How to Successfully Communicate a Boundary
Be clear. Do your best to be as straightforward as possible. Mind your tone—don’t yell or whisper. People will miss the boundary if you use complicated words or jargon. Take a deep, deep breath, and focus on being precise.
Directly state your need or request, or say no. Don’t just mention what you don’t like; ask for what you need or want. Identify your expectations, or decline the offer.
Dealing with the discomfort that happens as a result of setting boundaries is the hardest part. Discomfort is the number one reason we want to bypass setting them. It’s common afterward to feel guilty, afraid, sad, remorseful, or awkward.
Boundaries with Difficult People
They ignore that you mentioned a boundary and continue to do what they want.
They try to sneak, manipulate, or get one past you. They attempt to do what they want, but in a way you might not notice.
Rationalizing and Questioning
They challenge the reason for your boundary and its validity.
They challenge what you said or your character, or make excuses about how their behavior is okay.
They stop talking to you because they didn’t like what you said. This tactic is used with the hope that you’ll take back your boundary.
Boundary Statements: I Want . . . , I Need . . . , I Expect . . .
The best boundaries are easy to understand. Starting statements with “I need,” “I want,” or “I expect” helps you stay grounded in the truth of who you are.
Follow Up On Your Boundaries with Action
We think stating boundaries is hard, but it’s even harder to uphold them. People get their cues from you. If you ask them to take their shoes off in your house, you have to take your shoes off, too. If you don’t, people will use your behavior as a reason for dishonoring your boundaries. So be an excellent example of the actions you request from others.
Another part of upholding the boundary you’ve set is deciding what you’ll do if it’s violated. If you do nothing, you aren’t honoring your boundary.
Common Reasons People Don’t Respect Boundaries
- You aren’t upholding your boundaries with them.
- You didn’t speak in a firm tone.
- You didn’t state a need or an expectation.
- Your boundaries are flexible. One minute, they’re serious; the next, they aren’t.

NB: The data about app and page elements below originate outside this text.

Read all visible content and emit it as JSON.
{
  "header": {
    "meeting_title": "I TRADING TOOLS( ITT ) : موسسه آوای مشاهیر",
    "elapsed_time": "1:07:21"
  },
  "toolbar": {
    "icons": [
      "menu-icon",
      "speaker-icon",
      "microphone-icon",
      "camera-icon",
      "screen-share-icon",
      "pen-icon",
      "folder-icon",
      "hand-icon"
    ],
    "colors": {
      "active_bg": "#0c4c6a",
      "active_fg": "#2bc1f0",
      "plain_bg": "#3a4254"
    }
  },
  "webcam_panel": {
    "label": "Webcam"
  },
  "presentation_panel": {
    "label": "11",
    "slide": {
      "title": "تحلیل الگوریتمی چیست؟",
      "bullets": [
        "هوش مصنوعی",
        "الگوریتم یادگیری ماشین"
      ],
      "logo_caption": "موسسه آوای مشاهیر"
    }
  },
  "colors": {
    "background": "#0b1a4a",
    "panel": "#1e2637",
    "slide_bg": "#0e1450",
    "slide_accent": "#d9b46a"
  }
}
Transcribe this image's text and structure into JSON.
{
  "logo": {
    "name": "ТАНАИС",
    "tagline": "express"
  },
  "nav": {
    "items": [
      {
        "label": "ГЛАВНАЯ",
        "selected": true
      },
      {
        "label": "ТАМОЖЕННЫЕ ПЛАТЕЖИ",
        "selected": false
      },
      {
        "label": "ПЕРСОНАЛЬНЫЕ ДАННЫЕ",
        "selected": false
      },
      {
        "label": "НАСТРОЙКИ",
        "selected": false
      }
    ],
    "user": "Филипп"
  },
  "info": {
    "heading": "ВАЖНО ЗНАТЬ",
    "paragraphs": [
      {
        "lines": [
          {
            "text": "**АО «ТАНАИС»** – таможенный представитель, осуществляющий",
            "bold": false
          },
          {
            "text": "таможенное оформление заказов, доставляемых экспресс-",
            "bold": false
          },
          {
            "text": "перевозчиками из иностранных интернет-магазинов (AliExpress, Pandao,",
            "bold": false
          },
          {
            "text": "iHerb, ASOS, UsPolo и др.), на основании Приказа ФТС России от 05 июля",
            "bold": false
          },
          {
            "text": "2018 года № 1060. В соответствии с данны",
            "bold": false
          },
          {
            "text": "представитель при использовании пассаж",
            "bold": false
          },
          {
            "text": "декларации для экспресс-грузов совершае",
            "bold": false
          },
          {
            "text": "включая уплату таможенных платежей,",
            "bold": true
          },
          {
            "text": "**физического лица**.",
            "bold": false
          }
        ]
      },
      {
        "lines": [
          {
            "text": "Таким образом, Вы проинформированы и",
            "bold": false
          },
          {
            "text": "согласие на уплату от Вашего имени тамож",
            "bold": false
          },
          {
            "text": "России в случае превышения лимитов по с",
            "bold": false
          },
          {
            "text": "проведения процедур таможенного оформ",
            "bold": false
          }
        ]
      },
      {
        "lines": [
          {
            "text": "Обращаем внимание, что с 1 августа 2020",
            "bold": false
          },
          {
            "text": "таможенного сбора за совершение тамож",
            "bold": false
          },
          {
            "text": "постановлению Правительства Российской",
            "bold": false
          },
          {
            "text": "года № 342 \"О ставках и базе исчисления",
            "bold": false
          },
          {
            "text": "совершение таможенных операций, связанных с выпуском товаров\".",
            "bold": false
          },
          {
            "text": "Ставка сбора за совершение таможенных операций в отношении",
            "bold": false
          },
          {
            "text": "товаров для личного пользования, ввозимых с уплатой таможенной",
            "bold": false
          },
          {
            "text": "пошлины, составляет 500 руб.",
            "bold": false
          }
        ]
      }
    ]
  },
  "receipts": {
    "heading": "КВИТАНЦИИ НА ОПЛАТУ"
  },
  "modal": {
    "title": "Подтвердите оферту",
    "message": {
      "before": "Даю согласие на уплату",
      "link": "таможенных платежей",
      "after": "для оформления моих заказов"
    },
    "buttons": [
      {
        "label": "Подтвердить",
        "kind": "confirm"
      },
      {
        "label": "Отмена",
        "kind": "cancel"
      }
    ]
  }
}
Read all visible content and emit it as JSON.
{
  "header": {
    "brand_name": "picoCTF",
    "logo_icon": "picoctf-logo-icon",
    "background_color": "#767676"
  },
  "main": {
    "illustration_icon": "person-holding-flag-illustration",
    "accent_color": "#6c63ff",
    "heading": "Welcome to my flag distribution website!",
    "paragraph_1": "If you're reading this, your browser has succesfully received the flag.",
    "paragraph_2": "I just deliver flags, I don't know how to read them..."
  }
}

- You assume people will self-correct even if you don’t tell them what you need or want.
- You believe that stating your boundary once should be enough.
- You apologize for having boundaries.
- You issue consequences and don’t stick to them.
Quick Tips for Handling Boundary Violations
Speak up in the moment. When you remain silent, you give people the impression that what they said or did is okay with you. What you say doesn’t have to be well-thought-out or perfect. Simply say something like, “I don’t like it.” Saying anything is better than saying nothing.
Verbalize your boundaries with others. Do it organically in conversation, such as “I don’t like it when people come over without calling first.
If someone violates a boundary you’ve already verbalized, tell them how the violation makes you feel. Then restate what you expect.
Don’t let people slide—not even once.
There are five ways to communicate a boundary:
- Passive: Letting it slide.
- Passive-Aggressive: Acting upset without clearly stating your needs to the other person.
- Aggressive: Being rigid, inflexible, and demanding about what you need.
- Manipulation: Coercively attempting to get your needs met.
- Assertive: Telling people exactly what you desire clearly and firmly.
You can’t change people, but you can change
- How you deal with them
- What you accept
- How you react to them
- How often you interact with them
- How much space you allow them to take up
- What you participate in
- What role they play in your life
- What people you have contact with
- Who you allow in your life
- Your perspective
Benefits of Setting Healthy Boundaries
Situations, relationships, and people struggle to survive without boundaries. Here are just a few of the benefits:
- People with boundaries sleep better.
- People with boundaries experience less burnout.
- People with boundaries have healthier relationships that tend to last longer.
- People with boundaries experience less stress.
- People with boundaries feel more joyful.
- People with boundaries benefit from the short- and long-term value of setting them.
All the Best in your quest to get Better. Don’t Settle: Live with Passion.